(MATERIAL FOR THE TASK Opens)
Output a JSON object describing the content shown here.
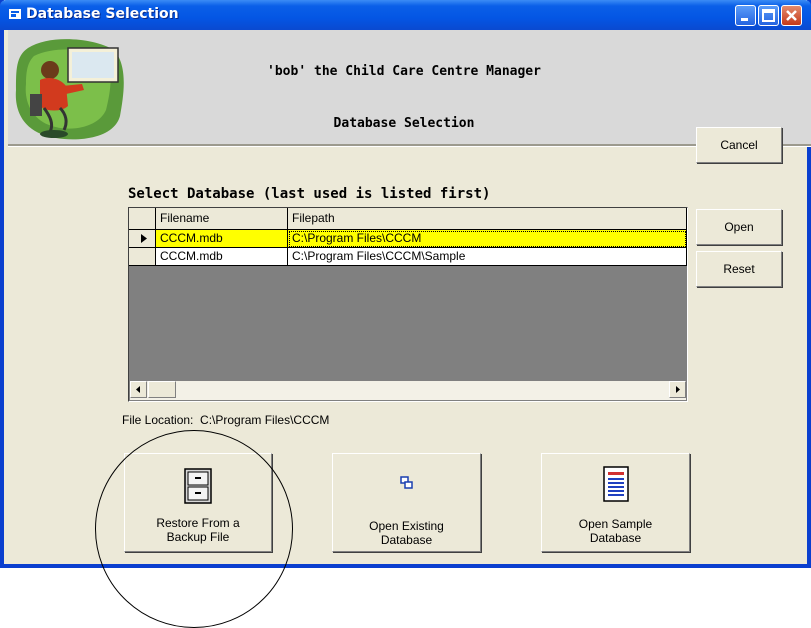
{
  "window": {
    "title": "Database Selection"
  },
  "header": {
    "app_title": "'bob' the Child Care Centre Manager",
    "section_title": "Database Selection"
  },
  "buttons": {
    "cancel": "Cancel",
    "open": "Open",
    "reset": "Reset",
    "restore": [
      "Restore From a",
      "Backup File"
    ],
    "open_existing": [
      "Open  Existing",
      "Database"
    ],
    "open_sample": [
      "Open Sample",
      "Database"
    ]
  },
  "grid": {
    "label": "Select Database (last used is listed first)",
    "columns": [
      "Filename",
      "Filepath"
    ],
    "rows": [
      {
        "filename": "CCCM.mdb",
        "filepath": "C:\\Program Files\\CCCM",
        "selected": true
      },
      {
        "filename": "CCCM.mdb",
        "filepath": "C:\\Program Files\\CCCM\\Sample",
        "selected": false
      }
    ]
  },
  "file_location": {
    "label": "File Location:",
    "value": "C:\\Program Files\\CCCM"
  },
  "colors": {
    "title_bar": "#0a5fe8",
    "selected_row": "#ffff00",
    "window_bg": "#ece9d8"
  },
  "icons": [
    "window-icon",
    "minimize-icon",
    "maximize-icon",
    "close-icon",
    "filing-cabinet-icon",
    "open-db-icon",
    "sample-db-icon",
    "child-at-computer-logo"
  ]
}
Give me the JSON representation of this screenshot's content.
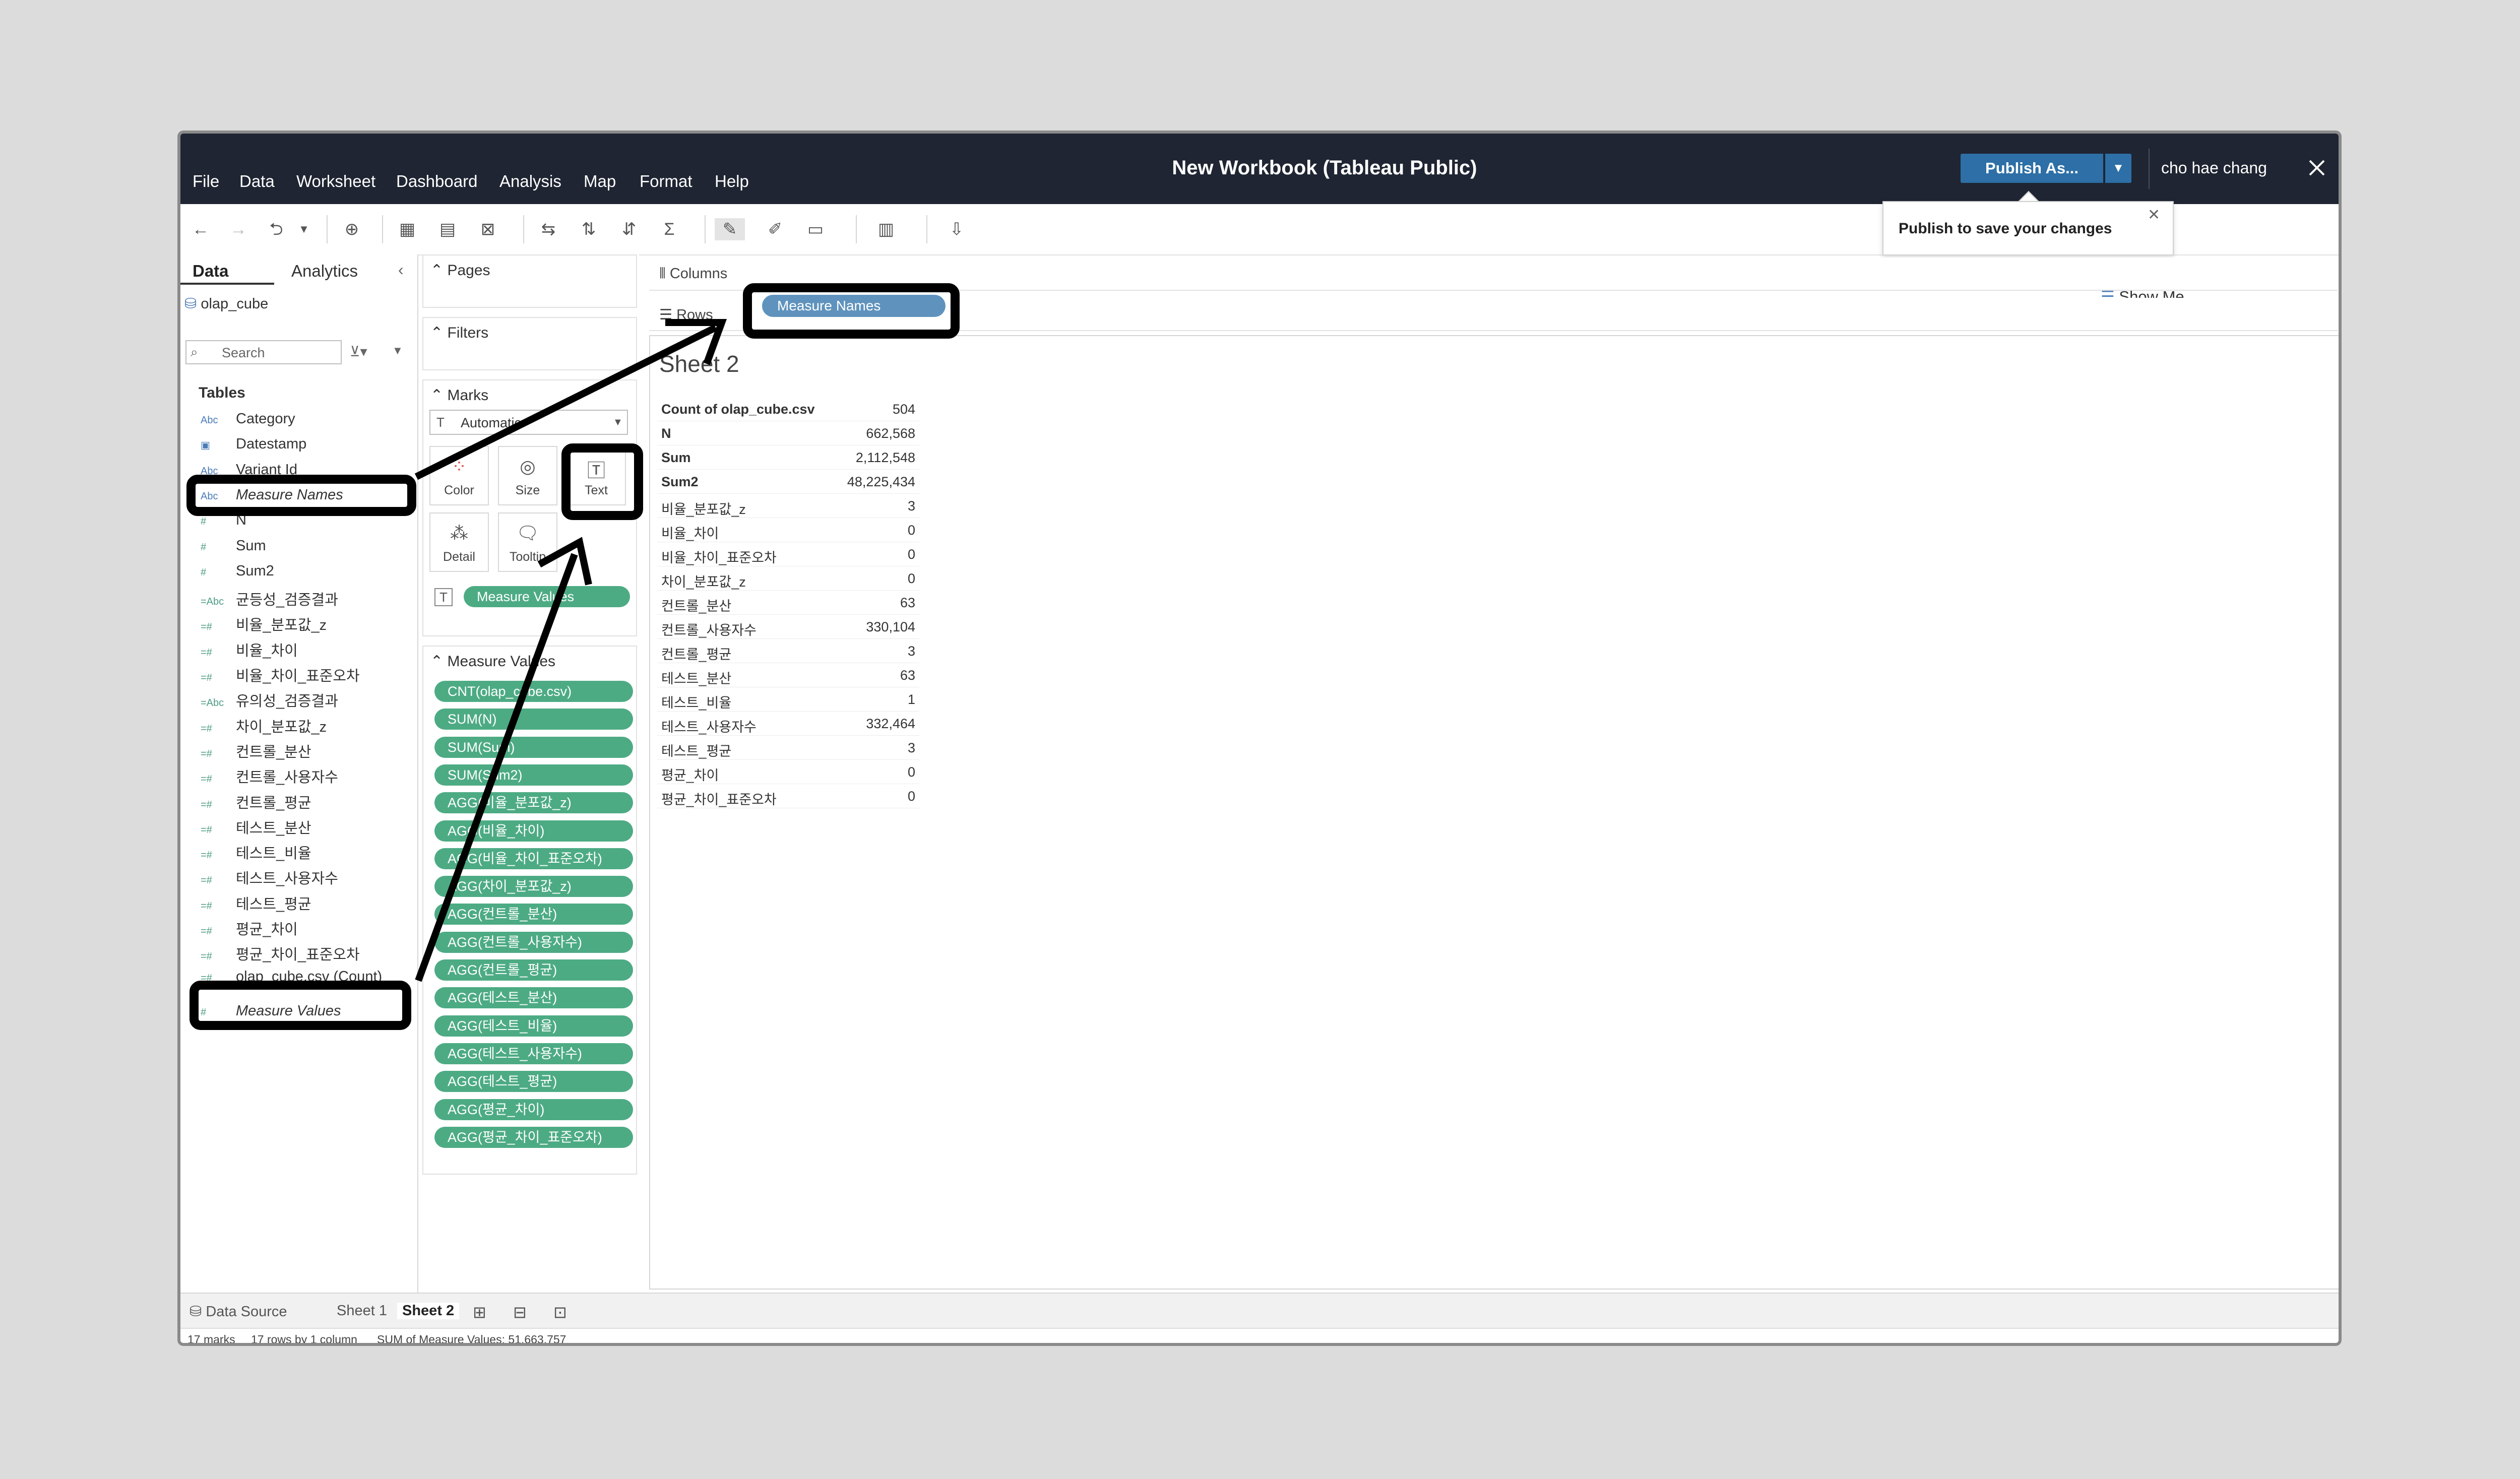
{
  "window": {
    "title": "New Workbook (Tableau Public)",
    "publish_label": "Publish As...",
    "user": "cho hae chang",
    "publish_tooltip": "Publish to save your changes",
    "show_me": "Show Me"
  },
  "menu": [
    "File",
    "Data",
    "Worksheet",
    "Dashboard",
    "Analysis",
    "Map",
    "Format",
    "Help"
  ],
  "data_pane": {
    "tabs": [
      "Data",
      "Analytics"
    ],
    "source": "olap_cube",
    "search_placeholder": "Search",
    "tables_header": "Tables",
    "fields": [
      {
        "type": "Abc",
        "name": "Category"
      },
      {
        "type": "date",
        "name": "Datestamp"
      },
      {
        "type": "Abc",
        "name": "Variant Id"
      },
      {
        "type": "Abc",
        "name": "Measure Names"
      },
      {
        "type": "#",
        "name": "N"
      },
      {
        "type": "#",
        "name": "Sum"
      },
      {
        "type": "#",
        "name": "Sum2"
      },
      {
        "type": "=Abc",
        "name": "균등성_검증결과"
      },
      {
        "type": "=#",
        "name": "비율_분포값_z"
      },
      {
        "type": "=#",
        "name": "비율_차이"
      },
      {
        "type": "=#",
        "name": "비율_차이_표준오차"
      },
      {
        "type": "=Abc",
        "name": "유의성_검증결과"
      },
      {
        "type": "=#",
        "name": "차이_분포값_z"
      },
      {
        "type": "=#",
        "name": "컨트롤_분산"
      },
      {
        "type": "=#",
        "name": "컨트롤_사용자수"
      },
      {
        "type": "=#",
        "name": "컨트롤_평균"
      },
      {
        "type": "=#",
        "name": "테스트_분산"
      },
      {
        "type": "=#",
        "name": "테스트_비율"
      },
      {
        "type": "=#",
        "name": "테스트_사용자수"
      },
      {
        "type": "=#",
        "name": "테스트_평균"
      },
      {
        "type": "=#",
        "name": "평균_차이"
      },
      {
        "type": "=#",
        "name": "평균_차이_표준오차"
      },
      {
        "type": "=#",
        "name": "olap_cube.csv (Count)"
      },
      {
        "type": "#",
        "name": "Measure Values"
      }
    ]
  },
  "cards": {
    "pages": "Pages",
    "filters": "Filters",
    "marks": "Marks",
    "mark_type": "Automatic",
    "mark_buttons": [
      "Color",
      "Size",
      "Text",
      "Detail",
      "Tooltip"
    ],
    "marks_pill": "Measure Values",
    "measure_values_title": "Measure Values",
    "measure_values": [
      "CNT(olap_cube.csv)",
      "SUM(N)",
      "SUM(Sum)",
      "SUM(Sum2)",
      "AGG(비율_분포값_z)",
      "AGG(비율_차이)",
      "AGG(비율_차이_표준오차)",
      "AGG(차이_분포값_z)",
      "AGG(컨트롤_분산)",
      "AGG(컨트롤_사용자수)",
      "AGG(컨트롤_평균)",
      "AGG(테스트_분산)",
      "AGG(테스트_비율)",
      "AGG(테스트_사용자수)",
      "AGG(테스트_평균)",
      "AGG(평균_차이)",
      "AGG(평균_차이_표준오차)"
    ]
  },
  "shelves": {
    "columns": "Columns",
    "rows": "Rows",
    "rows_pill": "Measure Names"
  },
  "view": {
    "sheet_title": "Sheet 2",
    "rows": [
      {
        "label": "Count of olap_cube.csv",
        "value": "504"
      },
      {
        "label": "N",
        "value": "662,568"
      },
      {
        "label": "Sum",
        "value": "2,112,548"
      },
      {
        "label": "Sum2",
        "value": "48,225,434"
      },
      {
        "label": "비율_분포값_z",
        "value": "3"
      },
      {
        "label": "비율_차이",
        "value": "0"
      },
      {
        "label": "비율_차이_표준오차",
        "value": "0"
      },
      {
        "label": "차이_분포값_z",
        "value": "0"
      },
      {
        "label": "컨트롤_분산",
        "value": "63"
      },
      {
        "label": "컨트롤_사용자수",
        "value": "330,104"
      },
      {
        "label": "컨트롤_평균",
        "value": "3"
      },
      {
        "label": "테스트_분산",
        "value": "63"
      },
      {
        "label": "테스트_비율",
        "value": "1"
      },
      {
        "label": "테스트_사용자수",
        "value": "332,464"
      },
      {
        "label": "테스트_평균",
        "value": "3"
      },
      {
        "label": "평균_차이",
        "value": "0"
      },
      {
        "label": "평균_차이_표준오차",
        "value": "0"
      }
    ]
  },
  "bottom": {
    "data_source": "Data Source",
    "sheets": [
      "Sheet 1",
      "Sheet 2"
    ],
    "status": [
      "17 marks",
      "17 rows by 1 column",
      "SUM of Measure Values: 51,663,757"
    ]
  },
  "colors": {
    "titlebar": "#1f2532",
    "publish": "#2d6fa6",
    "measure_pill": "#4dab84",
    "dimension_pill": "#5f93bd"
  }
}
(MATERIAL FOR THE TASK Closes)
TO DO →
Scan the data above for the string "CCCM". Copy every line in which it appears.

REPLY TO THE EXERCISE →
        "filename": "CCCM.mdb",
        "filepath": "C:\\Program Files\\CCCM",
        "filename": "CCCM.mdb",
        "filepath": "C:\\Program Files\\CCCM\\Sample",
    "value": "C:\\Program Files\\CCCM"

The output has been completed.